There was a time when the World Cup was a boon for United States soccer. Indeed, the 1994 Cup, which America hosted, gave raise to Major League Soccer, our professional league.
These days, though, U.S. soccer is a boon for the World Cup, as our men’s team continues to provide some of the event’s most dramatic moments.
Yesterday, the U.S. upset Ghana 2-1 on a goal in the 86th minute, just four minutes after Ghana had equalized. That makes three straight U.S. Group Stage matches of high drama. In 2010, we rallied for two late goals to tie Slovenia, and a goal in the last minute to defeat Algeria and win our group.
So much for the talking heads who, after yesterday’s win, claimed that the U.S. team has found resiliency under new coach Jurgen Klinsmann. Resiliency was not a problem under previous coach Bob Bradley.
There were problems under Bradley and, on yesterday’s evidence, there are problems under Klinsmann. To be frank, we didn’t play particularly well. In fact, Ghana dominated the match from the second minute (following our shock opening goal) until the 86th.
The problem wasn’t so much the defensive shell the U.S. went into. Rather, it was our inability to break effectively when we won the ball, or even to maintain possession for more than a pass or two.
Usually, the U.S. is a rather tidy passing team. Why were we unable to string passes together yesterday?
Several factors come to mind. We were playing a physically strong, intimidating team in severe humidity. In addition, we were doing so with a defense-first lineup and, after the first 23 minutes, without the forward we rely on as an outlet and holder of the ball (Jozy Altidore).
Had Klinsmann selected Mix Diskerud and Graham Zusi (who came on late and assisted on the winning goal), we probably would have been better at keeping the ball. But then, we probably would have been less difficult for Ghana to break down when they had it.

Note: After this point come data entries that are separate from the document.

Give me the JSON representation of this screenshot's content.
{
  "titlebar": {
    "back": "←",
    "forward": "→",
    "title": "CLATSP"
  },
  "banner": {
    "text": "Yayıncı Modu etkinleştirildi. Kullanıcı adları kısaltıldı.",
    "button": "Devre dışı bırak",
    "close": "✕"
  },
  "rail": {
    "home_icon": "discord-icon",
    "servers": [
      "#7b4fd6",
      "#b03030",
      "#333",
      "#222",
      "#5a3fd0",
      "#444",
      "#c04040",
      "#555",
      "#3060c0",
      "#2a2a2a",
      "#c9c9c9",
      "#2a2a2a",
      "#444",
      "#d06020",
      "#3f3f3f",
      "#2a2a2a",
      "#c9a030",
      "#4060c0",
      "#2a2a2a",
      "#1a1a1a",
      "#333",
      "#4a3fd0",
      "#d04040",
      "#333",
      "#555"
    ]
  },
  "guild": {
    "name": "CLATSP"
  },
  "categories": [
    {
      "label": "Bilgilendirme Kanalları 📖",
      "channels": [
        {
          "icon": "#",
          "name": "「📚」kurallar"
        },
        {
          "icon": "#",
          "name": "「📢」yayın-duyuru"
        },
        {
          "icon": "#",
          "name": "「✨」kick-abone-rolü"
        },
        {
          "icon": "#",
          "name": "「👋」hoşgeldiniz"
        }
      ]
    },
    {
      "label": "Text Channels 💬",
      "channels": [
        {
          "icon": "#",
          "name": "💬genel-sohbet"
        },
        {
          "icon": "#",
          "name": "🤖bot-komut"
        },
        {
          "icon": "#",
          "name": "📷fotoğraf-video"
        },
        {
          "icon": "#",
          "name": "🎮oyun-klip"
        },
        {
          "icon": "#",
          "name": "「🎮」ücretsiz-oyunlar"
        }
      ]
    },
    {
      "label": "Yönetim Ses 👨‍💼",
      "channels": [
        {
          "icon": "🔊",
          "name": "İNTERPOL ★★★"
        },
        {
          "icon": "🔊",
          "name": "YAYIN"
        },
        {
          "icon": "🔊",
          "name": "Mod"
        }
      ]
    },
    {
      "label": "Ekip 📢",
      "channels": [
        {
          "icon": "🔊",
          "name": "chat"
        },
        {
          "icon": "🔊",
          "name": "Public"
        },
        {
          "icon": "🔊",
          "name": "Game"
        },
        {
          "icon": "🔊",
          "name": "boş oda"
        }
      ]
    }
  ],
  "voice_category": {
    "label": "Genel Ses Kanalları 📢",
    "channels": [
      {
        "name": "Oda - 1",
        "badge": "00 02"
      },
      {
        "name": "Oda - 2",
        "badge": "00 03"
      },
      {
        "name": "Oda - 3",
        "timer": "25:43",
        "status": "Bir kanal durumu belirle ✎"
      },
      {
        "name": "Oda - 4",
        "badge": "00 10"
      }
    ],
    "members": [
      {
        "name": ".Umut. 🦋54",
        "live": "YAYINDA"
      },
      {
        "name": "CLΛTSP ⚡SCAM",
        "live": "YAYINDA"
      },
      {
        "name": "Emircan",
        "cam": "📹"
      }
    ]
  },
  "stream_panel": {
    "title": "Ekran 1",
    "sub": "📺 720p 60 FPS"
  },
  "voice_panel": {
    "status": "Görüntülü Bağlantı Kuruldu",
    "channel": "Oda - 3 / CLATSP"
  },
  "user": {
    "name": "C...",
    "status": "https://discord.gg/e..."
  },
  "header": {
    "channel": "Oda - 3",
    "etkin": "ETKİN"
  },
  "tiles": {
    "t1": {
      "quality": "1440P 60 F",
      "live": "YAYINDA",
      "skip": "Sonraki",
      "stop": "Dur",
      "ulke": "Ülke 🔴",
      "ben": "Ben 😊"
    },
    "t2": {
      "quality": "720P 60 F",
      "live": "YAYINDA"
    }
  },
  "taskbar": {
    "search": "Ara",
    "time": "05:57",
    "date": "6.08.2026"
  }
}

Until the end, the U.S.-Ghana match was almost a carbon copy of the Japan-Ivory Coast match, which the African team won 2-1. Like the U.S., Japan is usually a good passing team. Like Ghana, the Ivory Coast is a physically strong and rugged team.
As in our match, the non-African team took an early lead and then went into shell. Like the U.S., Japan defended effectively, but couldn’t keep the ball. (Japan’s passing was worse than ours).
As in our match, the African team amped up the pressure by bringing on a big name substitute. For Ghana, it was Kevin Prince Boateng; for the Ivory Coast it was Didier Drogba.
The Ivory Coast finally produced a goal, just as Ghana did. But the similarity ends there. The Ivorians quickly added another goals, whereas it was the U.S. that scored the winner.
What made the difference? Three main things. First, we were a bit better than the Japanese at coping with the physical play (though we looked like the walking wounded by the end). Second, the goalkeeping of Tim Howard, who enabled the victory with several big saves. Third, John (the future is now, after all) Brooks, the 21 year-old 6-4 center back who came on as a substitute at half time after first-stringer Matt Besler was injured. Brooks powered home the winning header (and also played well defensively).
Brooks is German born and plays in the German League. The same is true of two members of the starting eleven (Fabian Johnson and Jermaine Jones) and two other reserves. Johnson and Jones both played fairly well yesterday (though Johnson could have been more conscientious defensively), and Brooks starred. Japan could use a few Germans.
Portugal is our next opponent. They suffered a humiliating 4-0 loss to Germany. Their star center back, Pepe, was red-carded so he will miss the U.S. match. And two Portuguese starters, including star left back Coentrao, limped off with serious looking injuries.
Worst of all from a Portugal perspective, by the end of the match rampant finger-pointing and atrocious body language prevailed, with superstar Cristiano Ronaldo the worst culprit.
Portugal may well regroup, so the U.S. should expect the worst. But there’s more than a slight chance that, as in 2002 when the U.S. upset the fancy and fancied Portuguese, this Portugal team won’t get its act together.
Finally, if Germany defeats Ghana in the second round of group play, expect plenty of speculation about the U.S.-Germany match. In this scenario, assuming the U.S. doesn’t beat Portugal, Germany will probably rest its first team for the U.S. match because it will have won the group. Moreover, the German coach was an assistant under Klinsmann, the American coach. By all accounts, the two remain friends.
Playing the German second string would be no picnic. Nearly every member could stroll into the U.S. starting eleven. Moreover, as this would likely be the only appearance for some of the second stringers, they would be out to make it memorable. Finally, we shouldn’t assume that the German coach, despite his relationship with Klinsmann, will want to do the U.S. any favors.
But this won’t prevent speculation that he will find a way to do so. Nor is that scenario beyond the realm of possibility.